After attending Dr. Gitenstein’s retirement dinner, Dr. George Prutt, the former President of Thomas Edison State University (TESU), was so taken with the library image that he asked Charles to do a portrait of TESU’s new academic building that bears his name..
Other campus building paintings for which Charles is famous are located at “the other” College of New Jersey Campus – now known as Princeton University. He painted Nassau Hall, the Graduate College, Blair Arch and the steps from Washington Road to the campus. Princeton University owns all of the original paintings.
“We lived right in the middle of town in the 1980s. I was able to observe the campus in all seasons and at all times of the day and night. It was inspiring,” he said.

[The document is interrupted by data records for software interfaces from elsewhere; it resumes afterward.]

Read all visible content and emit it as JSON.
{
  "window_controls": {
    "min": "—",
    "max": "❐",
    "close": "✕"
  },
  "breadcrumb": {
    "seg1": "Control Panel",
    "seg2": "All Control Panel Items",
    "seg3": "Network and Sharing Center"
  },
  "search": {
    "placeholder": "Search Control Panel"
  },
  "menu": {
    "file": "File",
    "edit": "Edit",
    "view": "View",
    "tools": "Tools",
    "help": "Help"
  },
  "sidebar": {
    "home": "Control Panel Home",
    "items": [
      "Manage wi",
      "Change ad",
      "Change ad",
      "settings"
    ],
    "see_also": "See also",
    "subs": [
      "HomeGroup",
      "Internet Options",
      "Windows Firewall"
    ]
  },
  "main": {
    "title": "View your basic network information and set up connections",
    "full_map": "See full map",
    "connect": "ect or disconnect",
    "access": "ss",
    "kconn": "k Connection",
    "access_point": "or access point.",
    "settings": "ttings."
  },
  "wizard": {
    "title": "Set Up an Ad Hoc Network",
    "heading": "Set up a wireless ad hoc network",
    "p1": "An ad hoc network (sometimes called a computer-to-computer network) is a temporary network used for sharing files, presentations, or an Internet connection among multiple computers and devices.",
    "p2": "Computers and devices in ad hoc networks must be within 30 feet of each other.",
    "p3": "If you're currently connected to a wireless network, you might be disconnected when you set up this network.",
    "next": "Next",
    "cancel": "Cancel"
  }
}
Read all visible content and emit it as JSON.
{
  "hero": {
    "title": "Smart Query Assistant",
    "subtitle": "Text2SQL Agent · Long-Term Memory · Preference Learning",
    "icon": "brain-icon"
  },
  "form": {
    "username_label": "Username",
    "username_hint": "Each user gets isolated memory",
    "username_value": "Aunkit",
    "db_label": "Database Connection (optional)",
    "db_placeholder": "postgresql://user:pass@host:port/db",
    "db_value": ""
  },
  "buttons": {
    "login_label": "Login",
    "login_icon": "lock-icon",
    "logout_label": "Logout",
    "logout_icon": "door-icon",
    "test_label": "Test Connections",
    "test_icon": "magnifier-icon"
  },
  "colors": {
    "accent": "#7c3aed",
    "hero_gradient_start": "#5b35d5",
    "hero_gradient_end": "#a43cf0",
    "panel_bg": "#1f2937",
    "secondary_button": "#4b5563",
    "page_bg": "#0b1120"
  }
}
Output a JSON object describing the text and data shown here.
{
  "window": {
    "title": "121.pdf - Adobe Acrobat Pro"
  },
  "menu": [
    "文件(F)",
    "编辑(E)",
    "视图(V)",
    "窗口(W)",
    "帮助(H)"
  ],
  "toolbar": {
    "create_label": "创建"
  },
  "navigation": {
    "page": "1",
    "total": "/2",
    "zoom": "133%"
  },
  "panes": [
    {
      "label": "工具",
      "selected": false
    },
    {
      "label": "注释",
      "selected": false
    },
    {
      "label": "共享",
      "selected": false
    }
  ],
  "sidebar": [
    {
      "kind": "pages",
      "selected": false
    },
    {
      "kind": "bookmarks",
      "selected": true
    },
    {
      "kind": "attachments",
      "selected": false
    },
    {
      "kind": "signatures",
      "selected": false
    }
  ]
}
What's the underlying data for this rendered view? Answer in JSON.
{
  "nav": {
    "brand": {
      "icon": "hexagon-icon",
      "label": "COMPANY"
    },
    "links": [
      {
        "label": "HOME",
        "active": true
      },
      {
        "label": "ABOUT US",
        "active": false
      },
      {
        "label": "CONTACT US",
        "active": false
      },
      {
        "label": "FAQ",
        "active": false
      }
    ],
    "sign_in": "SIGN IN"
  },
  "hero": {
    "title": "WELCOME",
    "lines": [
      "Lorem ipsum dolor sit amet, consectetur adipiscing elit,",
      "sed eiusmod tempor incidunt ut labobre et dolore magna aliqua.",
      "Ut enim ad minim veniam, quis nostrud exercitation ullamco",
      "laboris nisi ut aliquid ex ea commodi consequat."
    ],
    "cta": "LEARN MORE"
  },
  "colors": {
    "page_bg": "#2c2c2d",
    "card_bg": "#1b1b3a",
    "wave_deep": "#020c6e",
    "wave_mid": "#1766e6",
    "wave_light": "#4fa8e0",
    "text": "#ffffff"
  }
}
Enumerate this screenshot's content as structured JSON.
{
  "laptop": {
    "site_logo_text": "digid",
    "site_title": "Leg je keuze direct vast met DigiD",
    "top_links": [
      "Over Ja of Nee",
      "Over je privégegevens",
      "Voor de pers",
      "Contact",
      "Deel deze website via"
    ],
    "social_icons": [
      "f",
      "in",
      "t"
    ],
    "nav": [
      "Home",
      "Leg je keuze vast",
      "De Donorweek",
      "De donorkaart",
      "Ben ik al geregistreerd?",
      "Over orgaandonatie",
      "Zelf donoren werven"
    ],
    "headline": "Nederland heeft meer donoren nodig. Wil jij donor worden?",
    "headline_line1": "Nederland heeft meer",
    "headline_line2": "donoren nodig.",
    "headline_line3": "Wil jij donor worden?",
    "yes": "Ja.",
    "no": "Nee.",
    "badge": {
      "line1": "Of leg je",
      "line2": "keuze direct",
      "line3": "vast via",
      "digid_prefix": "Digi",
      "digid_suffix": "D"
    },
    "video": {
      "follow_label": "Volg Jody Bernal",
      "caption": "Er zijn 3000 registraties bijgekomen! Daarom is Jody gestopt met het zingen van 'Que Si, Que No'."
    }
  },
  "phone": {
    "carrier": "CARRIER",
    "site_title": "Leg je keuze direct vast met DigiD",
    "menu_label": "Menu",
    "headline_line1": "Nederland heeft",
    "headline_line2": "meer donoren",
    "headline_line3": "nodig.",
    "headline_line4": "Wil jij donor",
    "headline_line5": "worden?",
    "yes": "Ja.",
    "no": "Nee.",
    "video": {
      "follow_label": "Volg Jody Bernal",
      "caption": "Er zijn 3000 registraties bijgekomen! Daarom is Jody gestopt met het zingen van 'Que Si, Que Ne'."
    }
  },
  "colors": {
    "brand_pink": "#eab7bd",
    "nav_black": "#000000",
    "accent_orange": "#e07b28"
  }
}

Charles himself is inspiring to Princeton’s community of artists. Neither his age nor his health (he had triple bypass heart surgery several years ago) has altered his lifestyle habits that include working out at the gym on a regular basis and painting for several hours everyday. In addition, he is very committed to maintaining the vibrancy of Princeton’s arts community. Twenty-five years ago, he was one of the founding members of the Princeton Artists Alliance, and has been active in several New Jersey arts organizations, including serving as president of the Garden State Watercolor Society.
None of Charles and Lucy’s three children is an artist, even though all of them love the art. One of the pictures in the exhibit actually belongs to his oldest daughter, who told her father she would outbid anyone who makes an offer on “her” painting. Charles said the family never suffered tension, because of having two artists under the same roof. “Lucy’s and my artwork are not competitive – we differ in style and work goals. We complement one another. Furthermore, we share a sense of humor,” he said.
And that fact bodes well for the possibility of Charles’ next people montage actually might be one that reflects shoppers – and diners – at Costco with overstuffed shopping carts and overstuffed mouths of hotdogs and pizza!
Arts Council of Princeton presents “McVicker at 90: A Retrospective,” an exhibition of works by award-winning Princeton artist Charles McVicker. The exhibit will be on display in the Arts Council’s Taplin Gallery, through March 14, 2020. The 22 paintings on display span the entire length of his career and reflect all of his different styles.